Task brief »
Every line of the material below in which "this" shows up is to be located and copied.

Material provided »
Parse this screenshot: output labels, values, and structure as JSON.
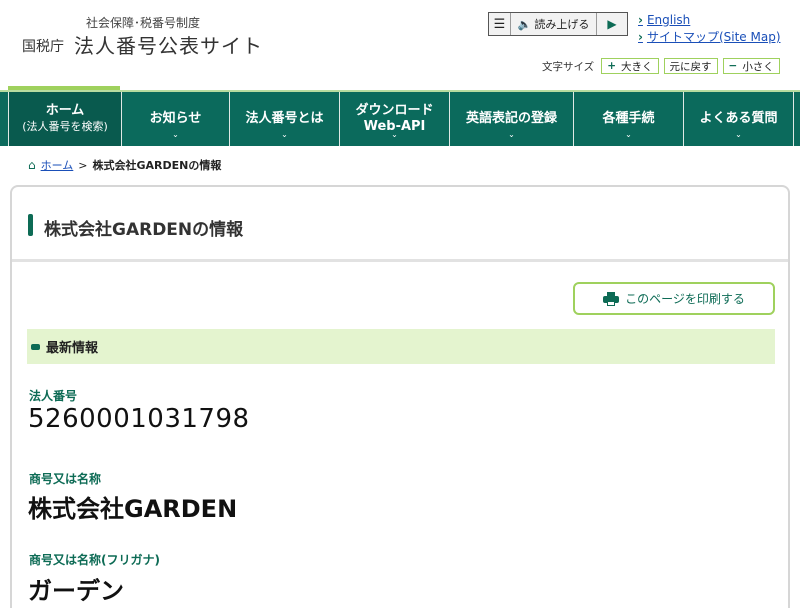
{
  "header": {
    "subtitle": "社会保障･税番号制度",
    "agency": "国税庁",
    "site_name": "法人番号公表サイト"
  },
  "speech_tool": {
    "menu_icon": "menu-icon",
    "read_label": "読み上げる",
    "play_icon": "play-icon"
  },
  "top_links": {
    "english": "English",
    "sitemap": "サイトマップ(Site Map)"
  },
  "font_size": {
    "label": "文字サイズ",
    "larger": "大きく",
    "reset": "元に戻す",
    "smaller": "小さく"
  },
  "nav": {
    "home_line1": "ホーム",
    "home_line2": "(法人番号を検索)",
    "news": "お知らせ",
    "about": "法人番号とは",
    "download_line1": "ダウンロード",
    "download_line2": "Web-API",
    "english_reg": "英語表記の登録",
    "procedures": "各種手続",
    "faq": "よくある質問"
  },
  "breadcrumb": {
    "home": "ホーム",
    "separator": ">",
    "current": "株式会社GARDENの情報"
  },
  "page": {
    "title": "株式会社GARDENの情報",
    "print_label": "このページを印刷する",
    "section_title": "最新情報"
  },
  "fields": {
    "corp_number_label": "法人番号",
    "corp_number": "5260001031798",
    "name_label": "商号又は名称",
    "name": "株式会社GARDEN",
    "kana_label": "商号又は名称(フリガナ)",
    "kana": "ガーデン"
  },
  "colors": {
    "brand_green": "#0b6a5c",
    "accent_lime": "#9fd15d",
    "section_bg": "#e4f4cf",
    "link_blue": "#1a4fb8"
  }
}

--

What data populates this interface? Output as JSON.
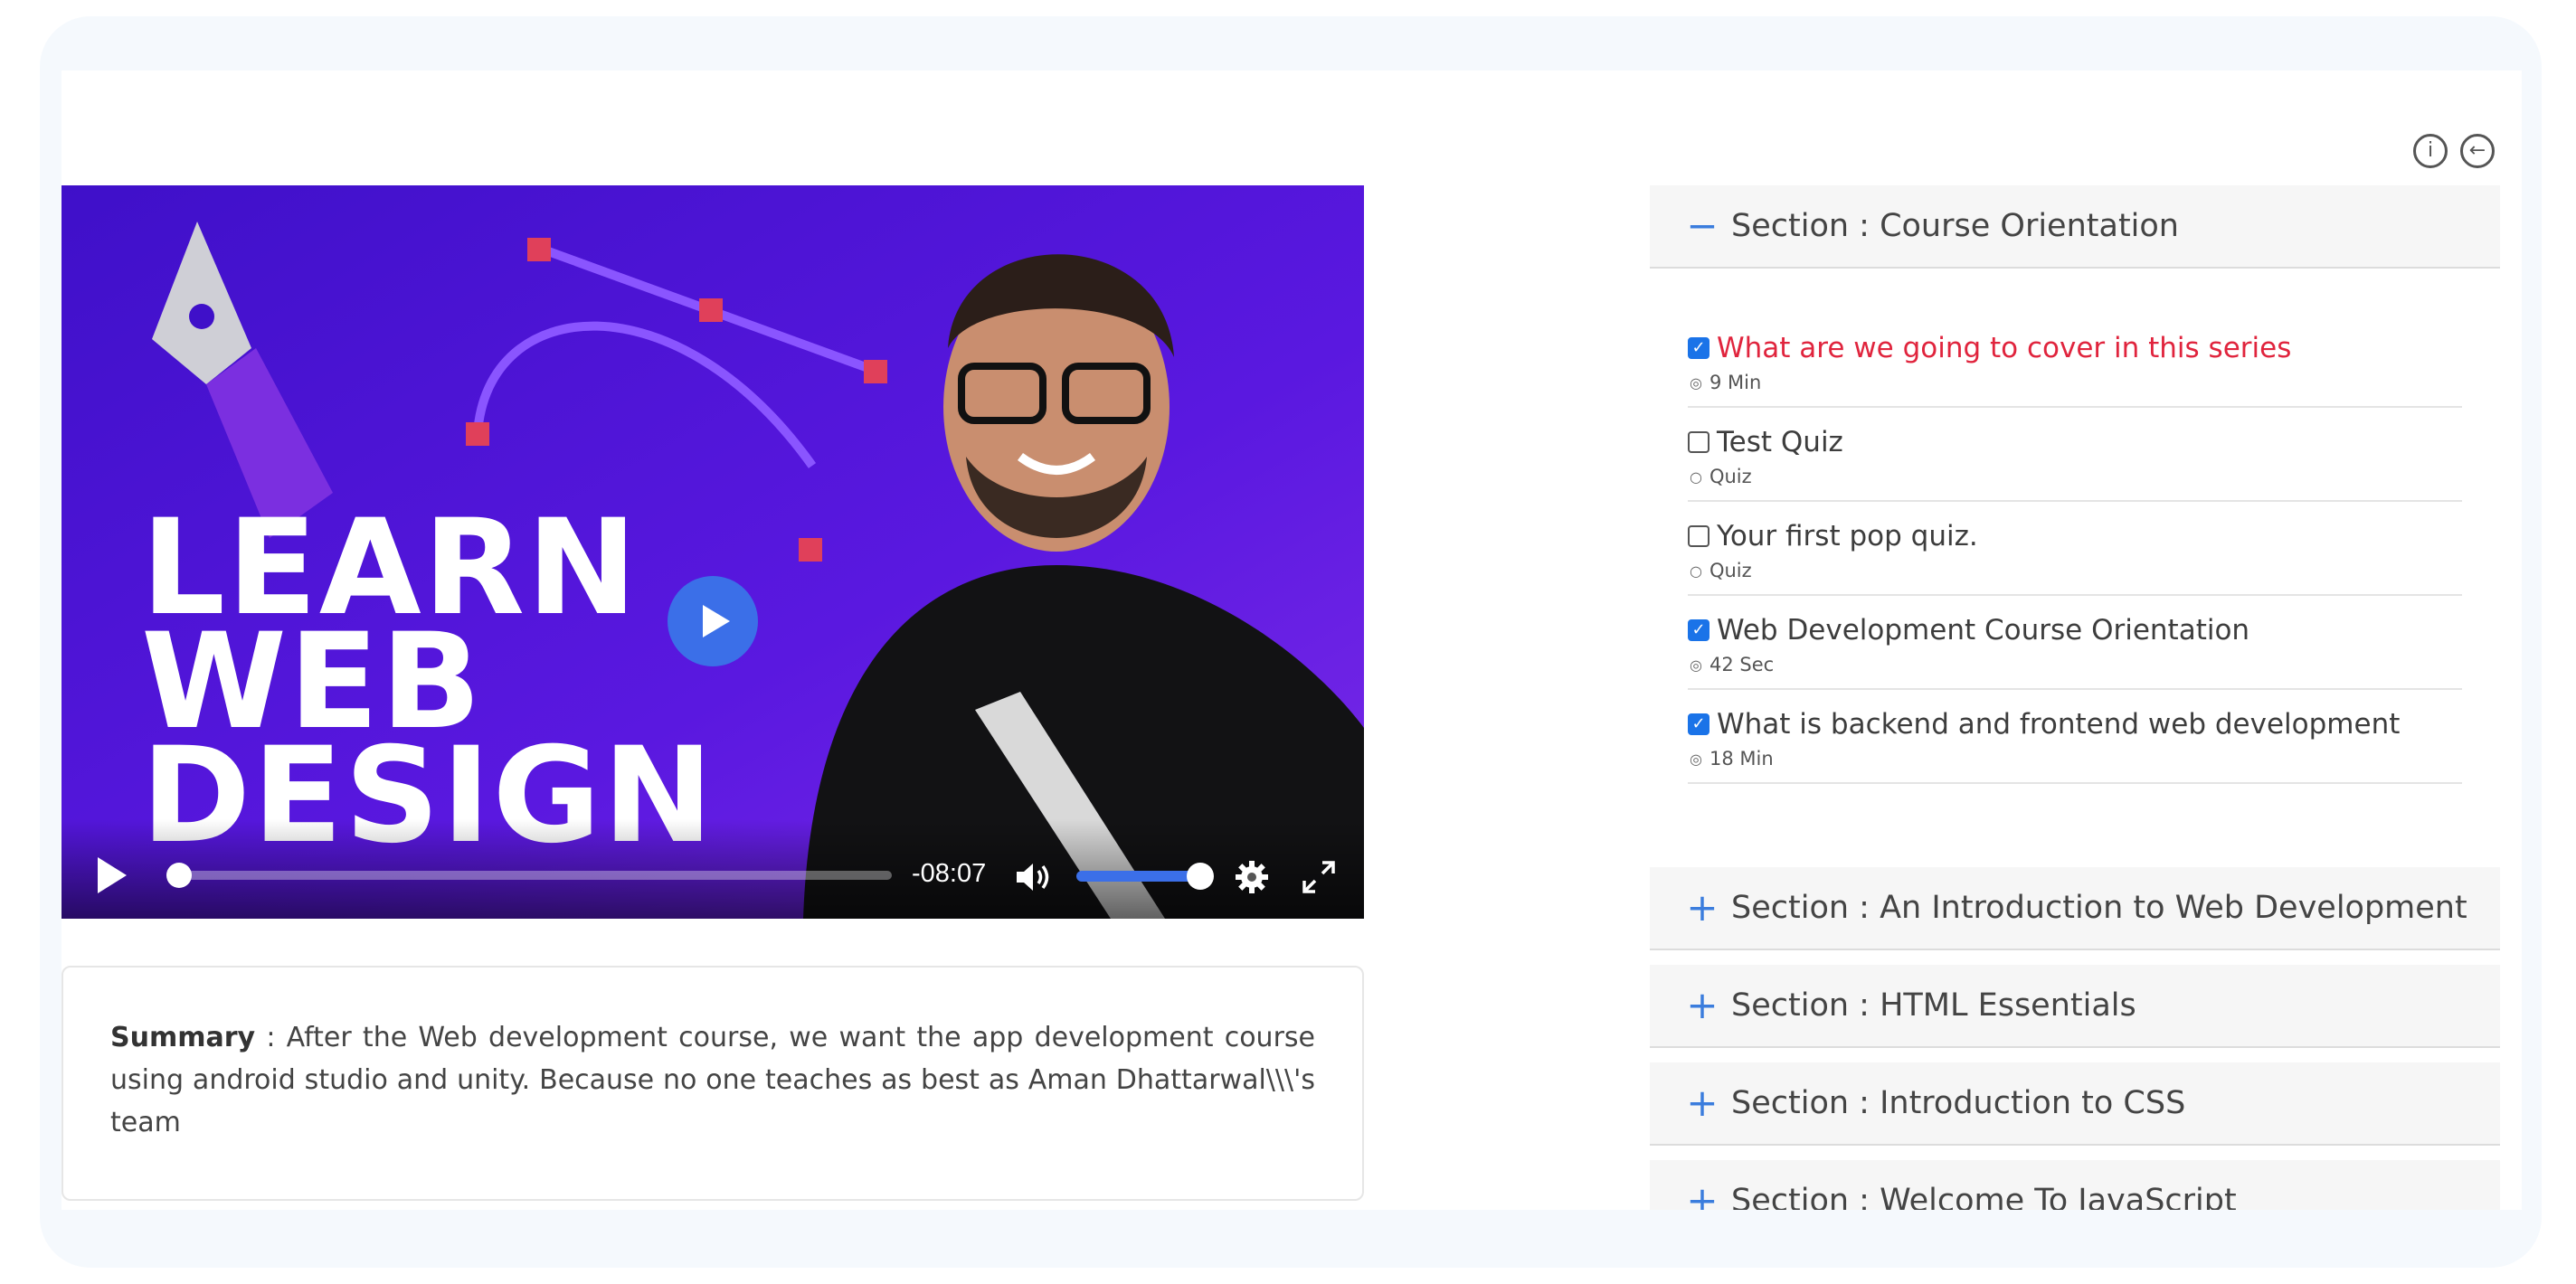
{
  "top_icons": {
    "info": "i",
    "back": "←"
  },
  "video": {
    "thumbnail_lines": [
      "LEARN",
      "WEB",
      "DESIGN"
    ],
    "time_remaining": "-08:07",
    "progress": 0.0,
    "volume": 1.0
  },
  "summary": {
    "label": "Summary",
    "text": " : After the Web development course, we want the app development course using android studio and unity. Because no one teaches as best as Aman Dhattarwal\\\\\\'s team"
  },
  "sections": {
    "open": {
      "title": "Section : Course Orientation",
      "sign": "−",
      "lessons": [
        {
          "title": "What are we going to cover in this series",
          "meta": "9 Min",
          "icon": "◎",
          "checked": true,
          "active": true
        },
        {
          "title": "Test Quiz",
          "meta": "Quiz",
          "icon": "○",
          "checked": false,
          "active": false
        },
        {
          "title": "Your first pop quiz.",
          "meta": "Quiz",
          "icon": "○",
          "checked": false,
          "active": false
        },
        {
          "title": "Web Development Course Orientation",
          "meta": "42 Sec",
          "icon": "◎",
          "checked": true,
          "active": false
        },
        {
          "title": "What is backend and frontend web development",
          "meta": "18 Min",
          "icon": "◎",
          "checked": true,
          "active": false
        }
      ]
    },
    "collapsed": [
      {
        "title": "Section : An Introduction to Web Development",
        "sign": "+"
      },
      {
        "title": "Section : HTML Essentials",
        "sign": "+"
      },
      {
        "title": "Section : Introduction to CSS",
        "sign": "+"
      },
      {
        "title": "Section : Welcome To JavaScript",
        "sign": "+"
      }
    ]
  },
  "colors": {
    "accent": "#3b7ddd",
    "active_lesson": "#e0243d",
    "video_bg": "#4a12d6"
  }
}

Written solution »
Parse this screenshot: output labels, values, and structure as JSON.
What data populates this interface? Output as JSON.
          "title": "What are we going to cover in this series",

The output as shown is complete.